━━ DATA TO EXAMINE ━━
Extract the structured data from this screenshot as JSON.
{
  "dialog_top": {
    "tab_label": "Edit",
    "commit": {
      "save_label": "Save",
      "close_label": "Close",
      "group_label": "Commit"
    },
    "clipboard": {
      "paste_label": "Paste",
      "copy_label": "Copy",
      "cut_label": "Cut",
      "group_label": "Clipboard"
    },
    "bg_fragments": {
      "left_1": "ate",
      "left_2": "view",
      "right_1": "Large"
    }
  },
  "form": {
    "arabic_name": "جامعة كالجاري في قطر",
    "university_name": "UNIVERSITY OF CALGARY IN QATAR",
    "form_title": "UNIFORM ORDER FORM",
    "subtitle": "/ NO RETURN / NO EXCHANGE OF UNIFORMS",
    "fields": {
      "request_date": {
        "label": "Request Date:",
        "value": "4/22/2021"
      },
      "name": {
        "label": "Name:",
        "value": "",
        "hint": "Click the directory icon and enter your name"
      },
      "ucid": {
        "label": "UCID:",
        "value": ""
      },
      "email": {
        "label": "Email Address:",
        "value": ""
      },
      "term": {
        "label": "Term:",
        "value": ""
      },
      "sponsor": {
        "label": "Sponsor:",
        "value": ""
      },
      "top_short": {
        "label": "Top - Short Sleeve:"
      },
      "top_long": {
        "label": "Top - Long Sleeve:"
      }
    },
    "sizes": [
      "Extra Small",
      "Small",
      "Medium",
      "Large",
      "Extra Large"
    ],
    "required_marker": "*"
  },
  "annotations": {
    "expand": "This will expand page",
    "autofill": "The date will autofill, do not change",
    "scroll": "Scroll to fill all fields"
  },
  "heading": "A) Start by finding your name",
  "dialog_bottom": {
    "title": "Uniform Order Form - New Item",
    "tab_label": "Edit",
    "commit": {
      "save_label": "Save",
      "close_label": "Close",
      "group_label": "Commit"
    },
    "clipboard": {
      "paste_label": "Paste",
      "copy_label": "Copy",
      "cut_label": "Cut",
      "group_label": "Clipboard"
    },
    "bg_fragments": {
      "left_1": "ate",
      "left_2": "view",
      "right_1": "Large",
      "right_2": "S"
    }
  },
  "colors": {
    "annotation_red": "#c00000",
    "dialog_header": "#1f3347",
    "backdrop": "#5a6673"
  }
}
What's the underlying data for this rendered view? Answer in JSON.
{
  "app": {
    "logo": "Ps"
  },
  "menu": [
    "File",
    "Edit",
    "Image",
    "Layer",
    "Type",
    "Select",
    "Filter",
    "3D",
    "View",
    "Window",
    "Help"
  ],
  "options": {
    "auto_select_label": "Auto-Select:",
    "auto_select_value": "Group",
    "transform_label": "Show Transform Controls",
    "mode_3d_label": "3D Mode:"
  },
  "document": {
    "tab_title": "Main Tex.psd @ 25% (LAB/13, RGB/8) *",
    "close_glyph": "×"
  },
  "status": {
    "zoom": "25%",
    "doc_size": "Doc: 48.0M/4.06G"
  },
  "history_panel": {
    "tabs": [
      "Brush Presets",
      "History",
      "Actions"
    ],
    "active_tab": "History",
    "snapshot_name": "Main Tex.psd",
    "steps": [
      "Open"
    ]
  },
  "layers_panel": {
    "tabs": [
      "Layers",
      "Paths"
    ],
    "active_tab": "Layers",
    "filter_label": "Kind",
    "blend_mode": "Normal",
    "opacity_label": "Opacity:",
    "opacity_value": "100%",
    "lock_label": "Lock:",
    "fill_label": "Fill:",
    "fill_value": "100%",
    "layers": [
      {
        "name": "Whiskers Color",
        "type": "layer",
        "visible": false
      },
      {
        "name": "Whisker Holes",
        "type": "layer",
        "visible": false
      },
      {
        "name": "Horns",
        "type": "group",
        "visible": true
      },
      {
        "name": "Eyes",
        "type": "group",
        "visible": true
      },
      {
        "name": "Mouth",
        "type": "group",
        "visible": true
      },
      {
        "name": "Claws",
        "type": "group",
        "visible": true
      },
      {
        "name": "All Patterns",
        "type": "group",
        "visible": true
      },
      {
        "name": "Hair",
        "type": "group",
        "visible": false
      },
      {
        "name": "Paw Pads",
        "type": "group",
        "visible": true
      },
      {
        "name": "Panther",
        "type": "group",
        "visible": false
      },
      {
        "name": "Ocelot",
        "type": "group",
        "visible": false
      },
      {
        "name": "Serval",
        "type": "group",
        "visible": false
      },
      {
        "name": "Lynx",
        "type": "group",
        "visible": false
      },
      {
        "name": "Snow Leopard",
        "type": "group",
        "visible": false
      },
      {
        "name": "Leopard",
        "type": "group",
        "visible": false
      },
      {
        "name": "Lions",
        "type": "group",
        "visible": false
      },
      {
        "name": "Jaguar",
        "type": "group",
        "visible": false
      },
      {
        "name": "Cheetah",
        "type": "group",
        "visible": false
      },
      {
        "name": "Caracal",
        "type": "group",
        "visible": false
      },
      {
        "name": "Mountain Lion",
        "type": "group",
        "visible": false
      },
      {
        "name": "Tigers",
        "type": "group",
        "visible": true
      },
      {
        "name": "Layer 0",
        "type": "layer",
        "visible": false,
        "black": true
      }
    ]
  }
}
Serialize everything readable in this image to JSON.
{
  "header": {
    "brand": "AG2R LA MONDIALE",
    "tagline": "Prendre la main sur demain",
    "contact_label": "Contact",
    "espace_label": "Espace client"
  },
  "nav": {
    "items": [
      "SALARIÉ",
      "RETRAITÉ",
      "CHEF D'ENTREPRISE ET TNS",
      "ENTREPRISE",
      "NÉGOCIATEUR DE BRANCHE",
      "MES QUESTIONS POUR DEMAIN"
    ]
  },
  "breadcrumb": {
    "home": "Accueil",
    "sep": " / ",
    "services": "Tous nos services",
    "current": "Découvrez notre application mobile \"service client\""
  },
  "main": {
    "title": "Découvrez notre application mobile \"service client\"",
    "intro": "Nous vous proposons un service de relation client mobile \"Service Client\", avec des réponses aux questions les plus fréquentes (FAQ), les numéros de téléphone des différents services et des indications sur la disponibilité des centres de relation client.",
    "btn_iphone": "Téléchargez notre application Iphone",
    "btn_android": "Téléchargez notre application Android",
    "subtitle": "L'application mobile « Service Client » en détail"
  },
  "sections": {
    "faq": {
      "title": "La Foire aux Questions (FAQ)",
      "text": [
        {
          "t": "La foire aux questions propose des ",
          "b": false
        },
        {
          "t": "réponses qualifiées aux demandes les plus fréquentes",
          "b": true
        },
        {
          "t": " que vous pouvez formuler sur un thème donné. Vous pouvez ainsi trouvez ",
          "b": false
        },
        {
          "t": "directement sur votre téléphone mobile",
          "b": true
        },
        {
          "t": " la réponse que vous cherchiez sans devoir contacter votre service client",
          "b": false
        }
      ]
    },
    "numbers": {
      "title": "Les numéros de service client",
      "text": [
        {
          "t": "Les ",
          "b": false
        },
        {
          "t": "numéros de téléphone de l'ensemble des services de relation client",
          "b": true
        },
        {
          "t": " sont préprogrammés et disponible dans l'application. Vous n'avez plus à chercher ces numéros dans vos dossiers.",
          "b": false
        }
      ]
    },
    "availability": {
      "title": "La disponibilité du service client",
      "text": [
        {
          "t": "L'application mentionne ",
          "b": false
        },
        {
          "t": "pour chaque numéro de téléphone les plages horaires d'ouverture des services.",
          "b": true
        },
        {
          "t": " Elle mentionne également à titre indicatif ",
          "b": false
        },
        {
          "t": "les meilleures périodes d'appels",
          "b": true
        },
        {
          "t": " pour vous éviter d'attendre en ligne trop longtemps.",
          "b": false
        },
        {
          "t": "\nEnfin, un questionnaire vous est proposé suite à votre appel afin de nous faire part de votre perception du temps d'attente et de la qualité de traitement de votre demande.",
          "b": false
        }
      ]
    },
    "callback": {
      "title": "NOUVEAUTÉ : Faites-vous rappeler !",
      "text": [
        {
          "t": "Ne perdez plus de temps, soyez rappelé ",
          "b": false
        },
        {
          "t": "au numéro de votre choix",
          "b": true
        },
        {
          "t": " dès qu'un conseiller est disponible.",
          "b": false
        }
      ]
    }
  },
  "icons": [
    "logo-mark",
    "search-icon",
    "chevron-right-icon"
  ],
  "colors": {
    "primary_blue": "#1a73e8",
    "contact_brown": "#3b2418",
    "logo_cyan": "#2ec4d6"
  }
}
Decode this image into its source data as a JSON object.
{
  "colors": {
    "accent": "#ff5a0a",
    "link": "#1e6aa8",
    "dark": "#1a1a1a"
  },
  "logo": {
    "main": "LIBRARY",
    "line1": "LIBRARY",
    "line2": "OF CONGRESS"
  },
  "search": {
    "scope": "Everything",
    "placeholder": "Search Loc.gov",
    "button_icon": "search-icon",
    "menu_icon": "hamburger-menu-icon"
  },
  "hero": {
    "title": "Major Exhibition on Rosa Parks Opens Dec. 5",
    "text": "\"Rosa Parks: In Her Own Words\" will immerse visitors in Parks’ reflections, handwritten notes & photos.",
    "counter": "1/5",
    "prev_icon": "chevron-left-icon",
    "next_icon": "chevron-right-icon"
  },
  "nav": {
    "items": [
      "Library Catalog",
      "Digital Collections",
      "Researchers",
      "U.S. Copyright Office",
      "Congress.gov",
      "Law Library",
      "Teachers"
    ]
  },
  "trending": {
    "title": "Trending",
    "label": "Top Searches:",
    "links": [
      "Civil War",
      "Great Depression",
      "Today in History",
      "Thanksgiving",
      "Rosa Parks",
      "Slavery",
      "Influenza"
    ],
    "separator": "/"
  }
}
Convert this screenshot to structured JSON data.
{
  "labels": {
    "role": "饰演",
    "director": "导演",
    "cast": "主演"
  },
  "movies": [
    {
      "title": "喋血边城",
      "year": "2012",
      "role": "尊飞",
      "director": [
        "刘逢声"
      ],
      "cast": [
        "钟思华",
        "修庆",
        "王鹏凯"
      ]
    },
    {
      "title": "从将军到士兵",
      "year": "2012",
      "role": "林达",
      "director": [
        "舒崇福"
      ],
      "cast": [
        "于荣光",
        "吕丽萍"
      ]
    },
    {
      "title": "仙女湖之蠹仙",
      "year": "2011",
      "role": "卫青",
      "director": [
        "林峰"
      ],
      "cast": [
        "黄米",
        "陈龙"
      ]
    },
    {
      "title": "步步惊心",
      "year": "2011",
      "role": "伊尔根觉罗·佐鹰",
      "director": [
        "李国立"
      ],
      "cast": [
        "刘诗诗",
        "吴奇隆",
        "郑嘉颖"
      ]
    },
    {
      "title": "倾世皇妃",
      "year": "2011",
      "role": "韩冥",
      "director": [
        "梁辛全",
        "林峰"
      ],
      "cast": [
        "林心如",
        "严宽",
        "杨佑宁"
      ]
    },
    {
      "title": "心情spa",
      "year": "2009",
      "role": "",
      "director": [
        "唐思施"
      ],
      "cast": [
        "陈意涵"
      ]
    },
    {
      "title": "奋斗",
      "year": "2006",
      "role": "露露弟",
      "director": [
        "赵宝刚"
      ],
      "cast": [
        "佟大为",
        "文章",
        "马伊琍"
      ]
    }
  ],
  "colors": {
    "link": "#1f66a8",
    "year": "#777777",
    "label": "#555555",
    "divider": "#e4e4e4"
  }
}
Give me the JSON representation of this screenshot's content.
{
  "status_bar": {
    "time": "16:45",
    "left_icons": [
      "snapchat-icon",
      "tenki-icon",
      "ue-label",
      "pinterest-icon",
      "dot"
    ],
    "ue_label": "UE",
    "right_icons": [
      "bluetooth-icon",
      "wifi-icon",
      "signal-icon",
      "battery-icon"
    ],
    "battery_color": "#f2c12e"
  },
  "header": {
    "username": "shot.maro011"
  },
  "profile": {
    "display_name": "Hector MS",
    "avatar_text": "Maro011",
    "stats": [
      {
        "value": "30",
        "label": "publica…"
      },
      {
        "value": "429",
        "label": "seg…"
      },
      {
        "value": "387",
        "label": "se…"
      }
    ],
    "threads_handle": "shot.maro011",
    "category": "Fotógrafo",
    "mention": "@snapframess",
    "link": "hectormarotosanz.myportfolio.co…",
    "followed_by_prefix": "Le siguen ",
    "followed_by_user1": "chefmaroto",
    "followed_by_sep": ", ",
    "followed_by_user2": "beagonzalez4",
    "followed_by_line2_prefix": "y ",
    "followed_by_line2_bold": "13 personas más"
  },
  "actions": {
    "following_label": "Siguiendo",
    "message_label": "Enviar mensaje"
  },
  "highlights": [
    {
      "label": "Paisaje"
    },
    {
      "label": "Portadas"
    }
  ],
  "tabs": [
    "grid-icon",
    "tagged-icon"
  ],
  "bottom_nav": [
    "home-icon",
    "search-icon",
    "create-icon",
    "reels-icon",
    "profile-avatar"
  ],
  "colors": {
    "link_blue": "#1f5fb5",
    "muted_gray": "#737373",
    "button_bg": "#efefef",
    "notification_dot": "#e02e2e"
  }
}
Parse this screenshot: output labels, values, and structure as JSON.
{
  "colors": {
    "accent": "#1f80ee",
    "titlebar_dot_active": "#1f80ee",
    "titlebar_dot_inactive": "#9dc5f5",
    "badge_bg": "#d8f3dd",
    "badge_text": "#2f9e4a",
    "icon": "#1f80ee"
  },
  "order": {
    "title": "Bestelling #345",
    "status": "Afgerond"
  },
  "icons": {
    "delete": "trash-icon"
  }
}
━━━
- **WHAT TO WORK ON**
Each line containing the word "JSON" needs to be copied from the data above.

- **ANSWER TO THE PROBLEM**
Extract the structured data from this screenshot as JSON.
What's the underlying data for this rendered view? Answer in JSON.
Serialize everything readable in this image to JSON.
Decode this image into its source data as a JSON object.
Convert this screenshot to structured JSON data.
Give me the JSON representation of this screenshot's content.
Parse this screenshot: output labels, values, and structure as JSON.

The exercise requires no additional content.